Restoration work began this week at the gravesite of President John F. Kennedy, where the words of his inaugural address, engraved in a granite wall opposite the eternal flame over his tomb, have become difficult to read after decades of weathering. The restoration of the lettering is being underwritten by the Knights of Columbus, of which Kennedy was a member from 1946 until his assassination in 1963.
On January 20, 2011, the nation will mark the 50th anniversary of his Inaugural address, which is perhaps best remembered for the phrase, “Ask not what your country can do for you, ask what you can do for your country.” That quote, as well as others from the Inaugural address and additional speeches, is inscribed in the gravesite wall. The Knights of Columbus is sponsoring an essay contest on the Inaugural address for U.S. high school students this fall, ensuring that this generation of students will gain an appreciation of Kennedy’s legacy.

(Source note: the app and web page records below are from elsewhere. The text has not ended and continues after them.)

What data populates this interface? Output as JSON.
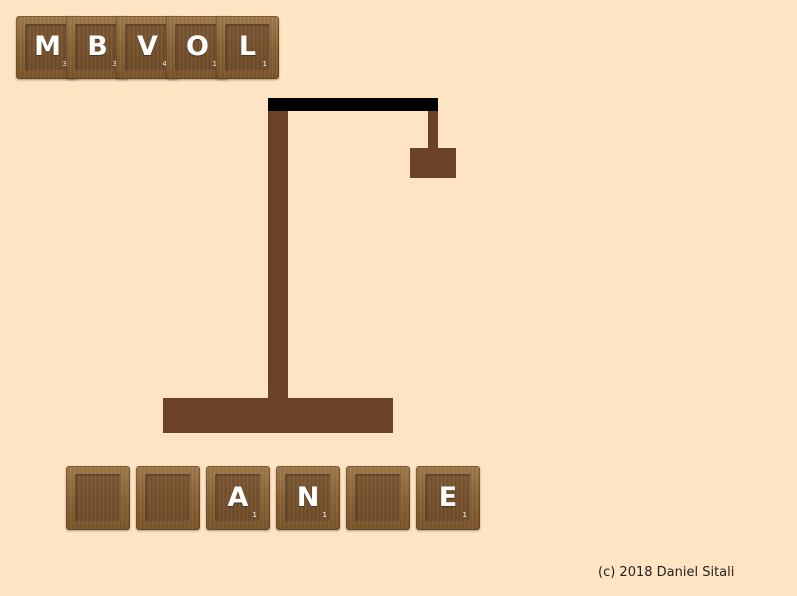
{
  "used_letters": [
    {
      "letter": "M",
      "score": "3"
    },
    {
      "letter": "B",
      "score": "3"
    },
    {
      "letter": "V",
      "score": "4"
    },
    {
      "letter": "O",
      "score": "1"
    },
    {
      "letter": "L",
      "score": "1"
    }
  ],
  "word_slots": [
    {
      "letter": "",
      "score": ""
    },
    {
      "letter": "",
      "score": ""
    },
    {
      "letter": "A",
      "score": "1"
    },
    {
      "letter": "N",
      "score": "1"
    },
    {
      "letter": "",
      "score": ""
    },
    {
      "letter": "E",
      "score": "1"
    }
  ],
  "colors": {
    "background": "#ffe4c4",
    "gallows": "#6b4226",
    "beam": "#000000",
    "tile_text": "#ffffff"
  },
  "footer": {
    "copyright": "(c) 2018 Daniel Sitali"
  }
}
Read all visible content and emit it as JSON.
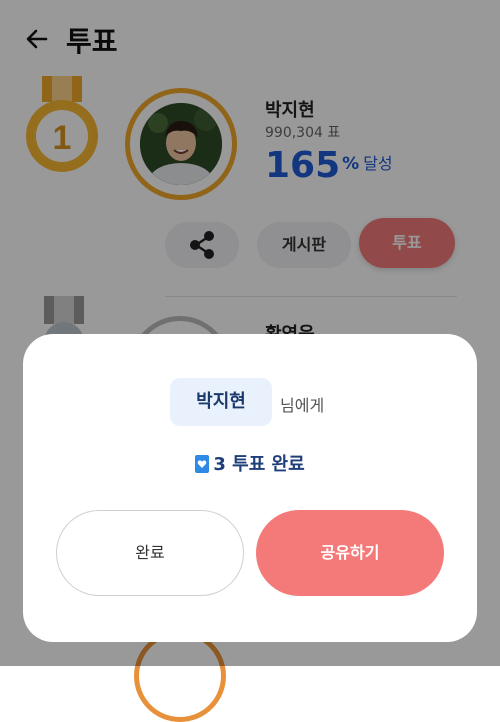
{
  "header": {
    "title": "투표"
  },
  "first_candidate": {
    "rank": "1",
    "name": "박지현",
    "votes": "990,304 표",
    "percent": "165",
    "percent_unit": "%",
    "percent_label": "달성",
    "board_label": "게시판",
    "vote_label": "투표"
  },
  "second_candidate": {
    "name": "황영웅"
  },
  "modal": {
    "recipient": "박지현",
    "recipient_suffix": "님에게",
    "vote_count": "3",
    "done_text": "투표 완료",
    "complete_label": "완료",
    "share_label": "공유하기"
  },
  "colors": {
    "accent_blue": "#1e5bd4",
    "vote_pink": "#f47a7a",
    "gold": "#f0a92a"
  },
  "icons": [
    "back-arrow-icon",
    "gold-medal-icon",
    "share-icon",
    "silver-medal-icon",
    "heart-ticket-icon"
  ]
}
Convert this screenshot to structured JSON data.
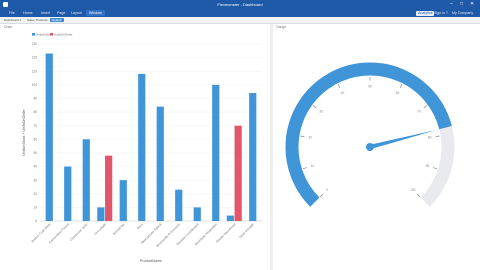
{
  "window": {
    "title": "Flexmonster - Dashboard",
    "minimize_glyph": "–",
    "maximize_glyph": "□",
    "close_glyph": "✕"
  },
  "ribbon": {
    "tabs": [
      {
        "label": "File",
        "active": false
      },
      {
        "label": "Home",
        "active": false
      },
      {
        "label": "Insert",
        "active": false
      },
      {
        "label": "Page",
        "active": false
      },
      {
        "label": "Layout",
        "active": false
      },
      {
        "label": "Window",
        "active": true
      }
    ],
    "right": {
      "search_pill": "Analytics",
      "signin": "Sign in",
      "help": "?",
      "company": "My Company"
    }
  },
  "toolbar": {
    "items": [
      {
        "label": "Dashboard 1",
        "active": false
      },
      {
        "label": "Sales",
        "active": false
      },
      {
        "label": "Products",
        "active": false
      },
      {
        "label": "Default",
        "active": true
      }
    ]
  },
  "colors": {
    "accent": "#3e8fd8",
    "bar_blue": "#3f95d8",
    "bar_red": "#e2566c",
    "gauge_track": "#e9eaee"
  },
  "chart_panel": {
    "title": "Chart"
  },
  "gauge_panel": {
    "title": "Gauge"
  },
  "chart_data": {
    "type": "bar",
    "title": "",
    "xlabel": "ProductName",
    "ylabel": "UnitsInStock + UnitsOnOrder",
    "ylim": [
      0,
      130
    ],
    "grid": true,
    "legend": "top-left",
    "categories": [
      "Boston Crab Meat",
      "Camembert Pierrot",
      "Chartreuse verte",
      "Chocolade",
      "Gravad lax",
      "Ikura",
      "Mascarpone Fabioli",
      "Mozzarella di Giovanni",
      "Raclette Courdavault",
      "Rhönbräu Klosterbier",
      "Rössle Sauerkraut",
      "Sirop d'érable"
    ],
    "series": [
      {
        "name": "UnitsInStock",
        "values": [
          123,
          40,
          60,
          10,
          30,
          108,
          84,
          23,
          10,
          100,
          4,
          94
        ]
      },
      {
        "name": "UnitsOnOrder",
        "values": [
          0,
          0,
          0,
          48,
          0,
          0,
          0,
          0,
          0,
          0,
          70,
          0
        ]
      }
    ],
    "yticks": [
      0,
      10,
      20,
      30,
      40,
      50,
      60,
      70,
      80,
      90,
      100,
      110,
      120,
      130
    ]
  },
  "gauge_data": {
    "type": "gauge",
    "min": 0,
    "max": 100,
    "value": 78,
    "ticks": [
      "0",
      "10",
      "20",
      "30",
      "40",
      "50",
      "60",
      "70",
      "80",
      "90",
      "100"
    ]
  }
}
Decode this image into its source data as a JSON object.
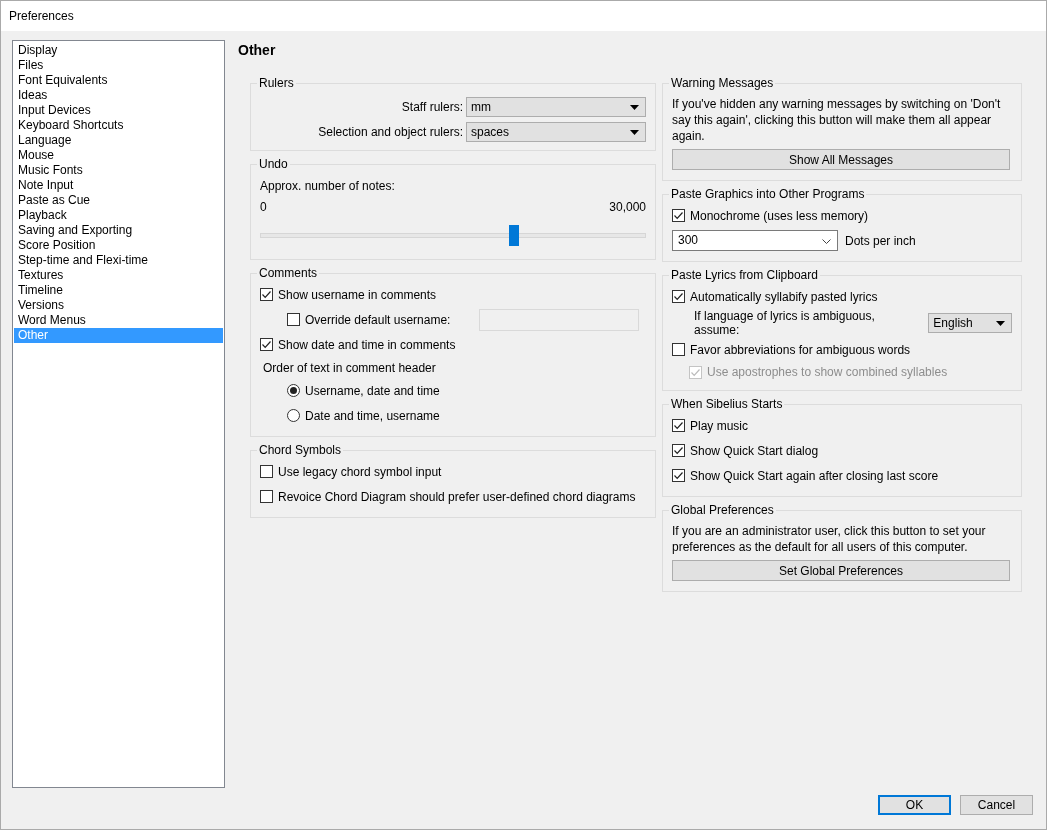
{
  "window": {
    "title": "Preferences"
  },
  "sidebar": {
    "items": [
      {
        "label": "Display",
        "selected": false
      },
      {
        "label": "Files",
        "selected": false
      },
      {
        "label": "Font Equivalents",
        "selected": false
      },
      {
        "label": "Ideas",
        "selected": false
      },
      {
        "label": "Input Devices",
        "selected": false
      },
      {
        "label": "Keyboard Shortcuts",
        "selected": false
      },
      {
        "label": "Language",
        "selected": false
      },
      {
        "label": "Mouse",
        "selected": false
      },
      {
        "label": "Music Fonts",
        "selected": false
      },
      {
        "label": "Note Input",
        "selected": false
      },
      {
        "label": "Paste as Cue",
        "selected": false
      },
      {
        "label": "Playback",
        "selected": false
      },
      {
        "label": "Saving and Exporting",
        "selected": false
      },
      {
        "label": "Score Position",
        "selected": false
      },
      {
        "label": "Step-time and Flexi-time",
        "selected": false
      },
      {
        "label": "Textures",
        "selected": false
      },
      {
        "label": "Timeline",
        "selected": false
      },
      {
        "label": "Versions",
        "selected": false
      },
      {
        "label": "Word Menus",
        "selected": false
      },
      {
        "label": "Other",
        "selected": true
      }
    ]
  },
  "page_title": "Other",
  "rulers": {
    "title": "Rulers",
    "fields": [
      {
        "label": "Staff rulers:",
        "value": "mm"
      },
      {
        "label": "Selection and object rulers:",
        "value": "spaces"
      }
    ]
  },
  "undo": {
    "title": "Undo",
    "label": "Approx. number of notes:",
    "min": "0",
    "max": "30,000",
    "level": 0.66
  },
  "comments": {
    "title": "Comments",
    "show_username": {
      "label": "Show username in comments",
      "checked": true
    },
    "override_username": {
      "label": "Override default username:",
      "checked": false
    },
    "show_date": {
      "label": "Show date and time in comments",
      "checked": true
    },
    "order_label": "Order of text in comment header",
    "order_options": [
      {
        "label": "Username, date and time",
        "selected": true
      },
      {
        "label": "Date and time, username",
        "selected": false
      }
    ]
  },
  "chord_symbols": {
    "title": "Chord Symbols",
    "options": [
      {
        "label": "Use legacy chord symbol input",
        "checked": false
      },
      {
        "label": "Revoice Chord Diagram should prefer user-defined chord diagrams",
        "checked": false
      }
    ]
  },
  "warning_messages": {
    "title": "Warning Messages",
    "text": "If you've hidden any warning messages by switching on 'Don't say this again', clicking this button will make them all appear again.",
    "button": "Show All Messages"
  },
  "paste_graphics": {
    "title": "Paste Graphics into Other Programs",
    "monochrome": {
      "label": "Monochrome (uses less memory)",
      "checked": true
    },
    "dpi": {
      "value": "300",
      "label": "Dots per inch"
    }
  },
  "paste_lyrics": {
    "title": "Paste Lyrics from Clipboard",
    "syllabify": {
      "label": "Automatically syllabify pasted lyrics",
      "checked": true
    },
    "language": {
      "label": "If language of lyrics is ambiguous, assume:",
      "value": "English"
    },
    "favor_abbreviations": {
      "label": "Favor abbreviations for ambiguous words",
      "checked": false
    },
    "apostrophes": {
      "label": "Use apostrophes to show combined syllables",
      "checked": true,
      "disabled": true
    }
  },
  "when_starts": {
    "title": "When Sibelius Starts",
    "options": [
      {
        "label": "Play music",
        "checked": true
      },
      {
        "label": "Show Quick Start dialog",
        "checked": true
      },
      {
        "label": "Show Quick Start again after closing last score",
        "checked": true
      }
    ]
  },
  "global_preferences": {
    "title": "Global Preferences",
    "text": "If you are an administrator user, click this button to set your preferences as the default for all users of this computer.",
    "button": "Set Global Preferences"
  },
  "buttons": [
    {
      "label": "OK",
      "default": true
    },
    {
      "label": "Cancel",
      "default": false
    }
  ]
}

The original engraving was done by master stone mason John Everett Benson, who continues to ply his trade in Rhode Island at the age of 72. The restoration work is being done by Gordon Ponsford, who has done similar work at more than a dozen sites in Arlington National Cemetery in recent years.
Supreme Knight Carl A. Anderson said that the Knights of Columbus “is proud and honored to be able to make this contribution to honoring the memory of President Kennedy. His words inspired an entire generation, not just in America but throughout the world. We are grateful for the opportunity to work with Arlington National Cemetery in helping to ensure that those words will continue to inspire all who visit his final resting place.”
The Knights of Columbus is the world’s largest lay Catholic organization, with more than 1.8 million members on three continents. Last year the Knights of Columbus donated more than $151 million to charity, and its members volunteered 69 million hours of their time to support charitable causes. President Kennedy, America’s first Catholic president, was a member for nearly two decades and belonged to Bunker Hill Council 62 in Charlestown, Massachusetts, which was established in 1892.